Ohio State University Visited Mary Joy
Ohio State University delegates unveiled their interest to partnership: The Ohio State University (OSU) delegates visited Mary Joy Development Association on December 9, 2012. The delegates encompass OSU’s professors, Deans and researchers. The visit was aimed to establish partnership between MJDA and OSU on community health outreach program, volunteer mobilization and in-service training programs. The delegates visited the MJDA medical center’s activities and integrated community development programs as well as discussion has been held among the team members and MJDA’s management on the focus of the partnership and sustainability of MJDA’s health programs. The visitors were accompanied by Professor Tirusew Tefera (Dean, College of Education and Behavioral Studies, Addis Ababa University) and Dr. Mekasha Kassaye (Assistant Professor in English Language Pedagogy and Higher Education Policy and Management) and Ethiopian Medical Student Association’s Executives.
On the 4th of February 2012, MJDA organized a Volunteers Recognition Event to publically recognize the contribution of 200 volunteers who have been actively participating during the last 5 years to achieve the organization’s objectives.
When I Close My Eyes, I See My Mother
The Story of Fantahun Anagaw, now a Third Year Engineering Student at Addis Ababa University
It make’s me so proud when I think back on my childhood and the challenges I faced. I never thought I would make it. Today I am a confident person and I look forward to the future.
My name is Fantahun Anagaw, I am 20 yrs old. To begin with I never had a chance to meet or know my biological father and mother. My mother passed away when I was six months old, and my father was a soldier who traveled all around the country. My grandmother was not able to take care of me
The only relative I know is my uncle, who brought me to Addis Ababa from Debretabor, a town in the rural north of Ethiopia, after my mother’s funeral. She was his younger sister.
My uncle felt forced to take care of me as the nearest family member as wella s the most financially capable. He used to tell me he did it willingly because he loved his younger sister who never had any opportunity for an education and a better life. He told me she was clever and a visionary, since she sacrificed a lot for him to attend school because not all the children in their family was able to attend school.
So my uncle raised me in a small rented kebele house. He worked as a high school teacher and helped me become even cleverer. Life was easy and comfortable, and I felt loved and cared for. My teachers respected and encouraged me. I become an example for many children around my village.
“Look at him he is very clever and doesn’t have parents,” they used to say.
When I started grade five my uncle married his girlfriend of two years. Soon she gave birth, and I become the baby sitter.

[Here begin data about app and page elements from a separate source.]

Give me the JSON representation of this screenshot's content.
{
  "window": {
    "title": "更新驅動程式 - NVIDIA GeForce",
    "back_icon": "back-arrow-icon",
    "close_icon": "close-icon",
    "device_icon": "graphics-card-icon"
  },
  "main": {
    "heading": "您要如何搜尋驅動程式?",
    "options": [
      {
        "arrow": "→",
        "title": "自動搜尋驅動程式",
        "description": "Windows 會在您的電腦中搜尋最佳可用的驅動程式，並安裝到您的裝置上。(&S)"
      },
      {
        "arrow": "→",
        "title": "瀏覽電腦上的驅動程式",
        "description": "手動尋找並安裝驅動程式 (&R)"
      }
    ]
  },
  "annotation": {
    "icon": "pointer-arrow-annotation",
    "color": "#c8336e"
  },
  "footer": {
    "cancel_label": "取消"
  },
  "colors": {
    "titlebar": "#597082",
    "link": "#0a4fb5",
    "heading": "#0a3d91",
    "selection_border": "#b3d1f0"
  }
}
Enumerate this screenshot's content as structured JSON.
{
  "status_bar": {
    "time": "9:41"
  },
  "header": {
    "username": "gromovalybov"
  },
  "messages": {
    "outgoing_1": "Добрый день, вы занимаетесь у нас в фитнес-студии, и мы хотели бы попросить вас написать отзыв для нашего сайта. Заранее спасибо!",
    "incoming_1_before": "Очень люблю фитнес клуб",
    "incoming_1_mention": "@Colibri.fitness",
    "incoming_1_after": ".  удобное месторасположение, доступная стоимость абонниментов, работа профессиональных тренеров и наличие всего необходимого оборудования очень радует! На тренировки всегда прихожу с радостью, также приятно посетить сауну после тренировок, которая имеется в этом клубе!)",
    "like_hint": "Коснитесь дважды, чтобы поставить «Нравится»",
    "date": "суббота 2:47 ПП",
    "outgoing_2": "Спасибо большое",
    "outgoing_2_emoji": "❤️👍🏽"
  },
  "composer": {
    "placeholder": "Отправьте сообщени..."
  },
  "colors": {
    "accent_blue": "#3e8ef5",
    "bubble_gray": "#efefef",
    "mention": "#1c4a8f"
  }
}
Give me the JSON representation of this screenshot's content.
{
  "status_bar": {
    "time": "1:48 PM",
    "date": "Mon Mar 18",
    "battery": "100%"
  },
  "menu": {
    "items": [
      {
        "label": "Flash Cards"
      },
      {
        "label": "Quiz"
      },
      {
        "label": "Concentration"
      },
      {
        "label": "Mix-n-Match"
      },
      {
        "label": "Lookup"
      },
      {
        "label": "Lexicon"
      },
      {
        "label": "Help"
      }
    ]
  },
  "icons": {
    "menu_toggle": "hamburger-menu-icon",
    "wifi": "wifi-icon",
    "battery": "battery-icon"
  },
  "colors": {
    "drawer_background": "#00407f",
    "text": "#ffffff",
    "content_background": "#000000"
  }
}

I could not attend school regularly, had less food, no new clothing, and life became more difficult when everyone at home started abusing me for reasons I could not explain. When I complained to my uncle he told me to be patient, but slowly became more abusive, saying he should not suffer because of me.
I had no where to go. I used to go to school without breakfast and sleep out side when the students eat their lunch. Some teachers who realized my problem gave me their leftovers. During those challenging time, I closed my eyes and imagined talking to my mother. I imagined a strong woman who loved her family and served them until she died.
I would talk to her and imagine her telling me: “be strong my child, I know you will make it.”
When I started grade 9 I was told to leave the house. My uncle accused me of not going to school and stealing food and money. I tried my best to convince them and explain my situation. Unfortunately no one seemed interested.
I collected my exercise books and left home. I had no one to talk to, so I went to a ditch near to my school and spent two nights. I told a teacher the situation I was in. He and other teachers brought food to me, but no one was capable of giving me shelter. Therefore I spend most nights in the ditch and few nights with the school guards if they were willing.
Over time somebody gave me shelter in the way of the family kitchen. It was a very small room made of mud with no insulation. Then teachers introduced me to families looking for a tutor considering my ability. Being a tutor represented a turning point for me as I realized that the opportunities that come with being an outstanding student.
I found three families that would pay me for my services. The jobs didn’t last long however because I was too dirty and couldn’t keep myself clean. I had no access to a bathroom and I had no clothing to change into. Two days after starting my new job, I was politely asked to leave.
At this point I had lost all hope. Everybody had forgotten me, even God. I decided to drop out of school and become a street boy. I continued to talk to my mother when I was lonely.
I told my teacher my decision to drop out of school and he told me not to give up. Thanks to my teachers, somebody from Mary Joy Development Association approached me. Finally somebody understood me and my situation. Once they saw my educational achievement, they didn’t hesitate to assist me.
Mary Joy gave me educational materials, they assigned me a peer mother to live with and care for me. Mary Joy also provided me with regular financial support as well as psychosocial support, which helped me build my confidence.
I felt so lucky. The support provided helped me focus on my education and I continued as the first-ranked student in my class. Motivated to be the best, I completed my high school education with high honors, and now I am a third year engineering student at Addis Ababa University.
In the future I will strive to be a responsible citizen and give back to those children who have lost their parents and the opportunity for an education. I do not want to see a children suffer the way I did.